After the death of Stan Lee last week, hard-core fans joined the world at large to celebrate the accomplishments and mourn the passing of the charismatic, larger-than-life figure. More than any other creator, Stan Lee embodied the fun of comics, and specifically Marvel comics.
Eulogies and retrospectives were everywhere you turned. Stan Lee was featured on TV, Radio and social media outlets. Those big things that marketing people call “outdoor media” but that the rest of the world calls “billboards” featured Stan Lee. Even the local video store (yes, some video stores still operate in Central New York State) got into the act with a tribute.
The Romans had a saying: De mortuis nil nisi bonum, that’s still use today, adapted as the admonishment: “Don’t speak ill of the dead.” As a society we generally adhere to this axiom in polite circles.
That’s why I was especially surprised last week when Joshua Johnson, the radio/podcast host of NPR’s 1A, asked his guests about a controversial part of Stan Lee’s story. Many fans feel that Lee self-aggrandized himself to the detriment of his co-creators. Such fans categorize Lee’s actions as shameful, especially considering the riches he earned while so many of his Marvel collaborators struggled financially.
Many comic lovers felt left out of last week’s celebrations, buttoning their lips and resisting their urges to speak ill of Lee, despite their intense frustrations and inner need to set the record straight.
Stan was always very warm and kind to me. Like everyone else, I’ve got a couple of Stan Lee stories. My favorite story is from the mid-nineties at the Marvel Comics Holiday Party in NYC. I was working for Nabisco at that time, and we had just collaborated on a Marvel Comics-OREO promotion. This marketing effort did great things for both companies. My corporate counterparts on the Marvel side knew I was really a comic fan and that I would get a kick out of meeting Stan Lee. They arranged for him to spend time with me at this Holiday Party.

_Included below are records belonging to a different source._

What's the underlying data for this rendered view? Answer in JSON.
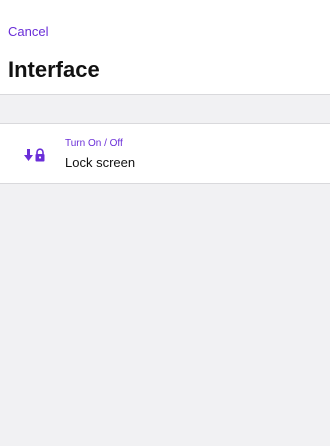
{
  "header": {
    "cancel_label": "Cancel",
    "title": "Interface"
  },
  "items": [
    {
      "subtitle": "Turn On / Off",
      "label": "Lock screen",
      "icon": "lock-down-icon"
    }
  ],
  "colors": {
    "accent": "#6a2ed8",
    "background": "#f1f1f3",
    "surface": "#ffffff",
    "separator": "#d9d9dc",
    "text": "#111111"
  }
}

Even amidst an opulent Holiday Party (hey, it was the 90s in NYC) Stan was larger than life. In his master showman way, he was friendly and kind. I was soon convinced that we would be long-time pals. Stan explained how fantastic and visionary I was – and how it was a thrill for him to meet me!

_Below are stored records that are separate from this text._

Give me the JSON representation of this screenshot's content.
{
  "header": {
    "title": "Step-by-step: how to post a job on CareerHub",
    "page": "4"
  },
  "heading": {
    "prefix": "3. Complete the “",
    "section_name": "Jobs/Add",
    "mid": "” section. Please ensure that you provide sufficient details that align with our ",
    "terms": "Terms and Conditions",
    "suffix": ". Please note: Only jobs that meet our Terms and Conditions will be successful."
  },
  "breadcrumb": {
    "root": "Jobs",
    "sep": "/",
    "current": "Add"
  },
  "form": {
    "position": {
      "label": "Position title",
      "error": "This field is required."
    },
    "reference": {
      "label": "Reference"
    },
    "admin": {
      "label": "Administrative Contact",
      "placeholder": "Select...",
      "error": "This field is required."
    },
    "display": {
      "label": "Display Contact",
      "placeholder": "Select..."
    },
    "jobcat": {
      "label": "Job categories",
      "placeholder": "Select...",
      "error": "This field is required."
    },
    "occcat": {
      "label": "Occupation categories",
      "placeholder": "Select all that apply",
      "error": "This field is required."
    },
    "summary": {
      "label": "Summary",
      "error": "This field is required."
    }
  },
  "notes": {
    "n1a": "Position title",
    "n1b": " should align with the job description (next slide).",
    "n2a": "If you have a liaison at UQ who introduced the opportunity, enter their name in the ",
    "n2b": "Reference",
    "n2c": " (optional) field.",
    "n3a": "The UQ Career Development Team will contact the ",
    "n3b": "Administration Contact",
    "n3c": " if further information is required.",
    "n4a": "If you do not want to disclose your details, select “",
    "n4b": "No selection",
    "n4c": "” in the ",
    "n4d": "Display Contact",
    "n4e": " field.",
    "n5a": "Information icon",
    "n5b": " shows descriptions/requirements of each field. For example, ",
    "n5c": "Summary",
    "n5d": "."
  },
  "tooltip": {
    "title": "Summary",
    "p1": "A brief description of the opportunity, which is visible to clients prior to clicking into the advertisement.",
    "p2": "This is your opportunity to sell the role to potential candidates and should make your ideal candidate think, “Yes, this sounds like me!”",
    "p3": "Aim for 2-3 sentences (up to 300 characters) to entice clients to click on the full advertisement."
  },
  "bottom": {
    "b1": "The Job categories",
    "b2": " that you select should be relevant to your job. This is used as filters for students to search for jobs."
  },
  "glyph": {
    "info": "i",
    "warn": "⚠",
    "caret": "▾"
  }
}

Now, I didn’t expect this conversation to last forever, but just as I started really gushing, a beautiful redhead with an enticing British accent came up and introduced herself to us. She reminded Stan that she was from Marvel’s UK division. That was it. Our blooming bromance was over. He was off with her and I was left to try look cool standing there by myself. But who could blame the guy? He gave me “my moment” and that was a treasure.
We’re all complicated creatures. That’s part of life. But upon reflection, I wonder if one of the reasons that there is this undercurrent of resentment towards Stan is that he was ahead of his time. I postulate he was ahead of his time in a way we don’t often consider.
Oh, he set the bar pretty high bar for “world-building”. He also created the clubhouse atmosphere for his brand better than anybody else. Looking in from the outside, it was clear that he was a having BLAST creating comics, and his merry band of creative types were too. Who wouldn’t want to be a part of all that? And the cost of entry was just the price of a comic book.
But while artists like Eisner or Kirby, or musicians like Van Morrison, learned from an early age to let their work speak for itself, Stan was different. Stan was one of the first guys to do the work and then, with just as much effort, to promote the work. Others embraced that ethos, presumably leftover from the greatest generation, that was all about humility. Successful people should be humble. That was the thinking.
In today’s social media obsessed culture, we eschew humility to chase a level of celebrity for even the most mundane things. “I just shoveled my driveway!” Great – post it on social media. “I have a thought about that TV show I just saw!” Wonderful – post it and let’s see how many likes and view you get.
Stan embraced this concept before it was a thing. Promotion and self-promotion can be just as important as creating.
To be fair, there’s no excuse for claiming someone’s efforts as your own, and that’s not what I am saying here. Instead, when Stan was working with professionals like Jack Kirby or Steve Ditko, he was the guy who was promoting it too. It seems clear from the vantage point of today that the world at large would remember the history written by the guy who was writing the history. Humble artists like Kirby and Ditko weren’t self-promoting to the extent Stan was (was anybody?) so they didn’t get the national spotlight or accolades of a peacock like Stan.
Oh, and look at that. We’re “out of space.” So let’s skip the ruminations about Stan’s fantastic creation, Nightcat. Nil nisi bonum, remember?